Alongside diarrhea, airway infections are the most common disorders affecting calves. And you all know what that means. Sick calves cost you money and valuable time. We have selected the ten most commonly submitted tips and are happy to share them with you.
Tips for accommodation
The accommodation of your young stock is of vital importance. There is plenty to take into account.
1. Make sure there is sufficient straw. Only use clean and dry straw. Muck out the straw compartments regularly. This avoids the straw overheating, which can result in major temperature fluctuations. Is your straw compartment large?
2. Make sure there is a sheltered area where young calves can lie. For example create a ‘ceiling’ by placing bales of straw on beams which are then installed on the dividing walls in the straw compartments. The result is a sort of ‘hut’ that will prevent your calves cooling down and drought and cold air descending from above.
3. Do not place calves with a large age difference together (a maximum age difference of two weeks). The natural resistance of young animals is still underdeveloped, so older animals can spread diseases.
Tips for preventing droughts Droughts in the cattle shed are the biggest threat to the health of your calves.
4. Using windbreak mesh, create a large hut in the calf pens. The result is a sort of igloo that prevents droughts affecting the pen. 5. Prevent acute air displacement! Regularly test with smoke to determine the volume of air displacement. If there is too much air movement, install windbreak mesh.
Tips for feed
Good feed is a contributing factor to good disease resistance and hence healthy animals. We at Kalvolac know all about good feed.
6. Make sure the calf is fed at least three to four litres of good-quality colostrum within an hour following birth. Good colostrum contains at least 60 grams IgG per litre.
7. The rule of thumb for providing colostrum is: plenty, quickly, often and fresh.
Tips for temperature
Young life benefits from warmth. It is therefore of life-saving importance that young calves be kept at the right temperature.

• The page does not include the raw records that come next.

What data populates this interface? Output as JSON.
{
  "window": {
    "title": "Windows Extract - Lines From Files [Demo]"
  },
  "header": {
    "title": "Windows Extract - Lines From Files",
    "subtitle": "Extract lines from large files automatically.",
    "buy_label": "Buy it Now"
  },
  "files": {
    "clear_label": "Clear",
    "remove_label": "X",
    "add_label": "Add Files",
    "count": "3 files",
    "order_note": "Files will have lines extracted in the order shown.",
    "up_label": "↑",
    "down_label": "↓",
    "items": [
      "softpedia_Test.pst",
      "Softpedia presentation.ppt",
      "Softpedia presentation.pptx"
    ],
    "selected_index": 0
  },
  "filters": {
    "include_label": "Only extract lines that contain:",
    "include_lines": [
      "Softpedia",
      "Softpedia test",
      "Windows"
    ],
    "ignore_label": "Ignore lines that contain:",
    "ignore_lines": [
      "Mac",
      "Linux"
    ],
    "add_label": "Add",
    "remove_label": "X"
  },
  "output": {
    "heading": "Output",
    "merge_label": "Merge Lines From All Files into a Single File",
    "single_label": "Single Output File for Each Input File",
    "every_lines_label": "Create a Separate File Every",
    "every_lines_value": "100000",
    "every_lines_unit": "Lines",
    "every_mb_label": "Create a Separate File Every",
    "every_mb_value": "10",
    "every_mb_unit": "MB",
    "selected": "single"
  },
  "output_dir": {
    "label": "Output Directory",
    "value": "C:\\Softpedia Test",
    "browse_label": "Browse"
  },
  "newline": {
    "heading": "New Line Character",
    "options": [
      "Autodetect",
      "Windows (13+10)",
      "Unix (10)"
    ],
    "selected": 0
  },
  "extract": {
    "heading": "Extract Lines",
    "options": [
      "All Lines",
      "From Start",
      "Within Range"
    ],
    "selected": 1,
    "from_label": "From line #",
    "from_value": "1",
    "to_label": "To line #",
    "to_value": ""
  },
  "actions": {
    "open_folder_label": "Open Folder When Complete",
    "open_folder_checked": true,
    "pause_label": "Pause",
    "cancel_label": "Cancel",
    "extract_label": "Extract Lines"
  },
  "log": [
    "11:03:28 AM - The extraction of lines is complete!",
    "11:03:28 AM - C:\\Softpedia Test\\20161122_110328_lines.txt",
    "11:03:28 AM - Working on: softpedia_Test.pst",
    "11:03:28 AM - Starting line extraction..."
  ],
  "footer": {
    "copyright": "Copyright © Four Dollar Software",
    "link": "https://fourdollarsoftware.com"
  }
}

8. Place a towel covered by a blanket on the back of a wet new-born calf. After an hour, the towel can easily be removed from under the blanket. The moisture will have drawn into the towel, and the calf will be dry, beneath a dry blanket. Keep the calf extra warm for the first two weeks in this way. 9. You can shave the back of older calves. This helps prevent sweating. 10. Avoid the temperature in the cattle shed falling too low; keep a close eye on your calves, and in case of doubt never think ‘I’ll wait and see’: immediately check the calf’s temperature and if necessary take measures.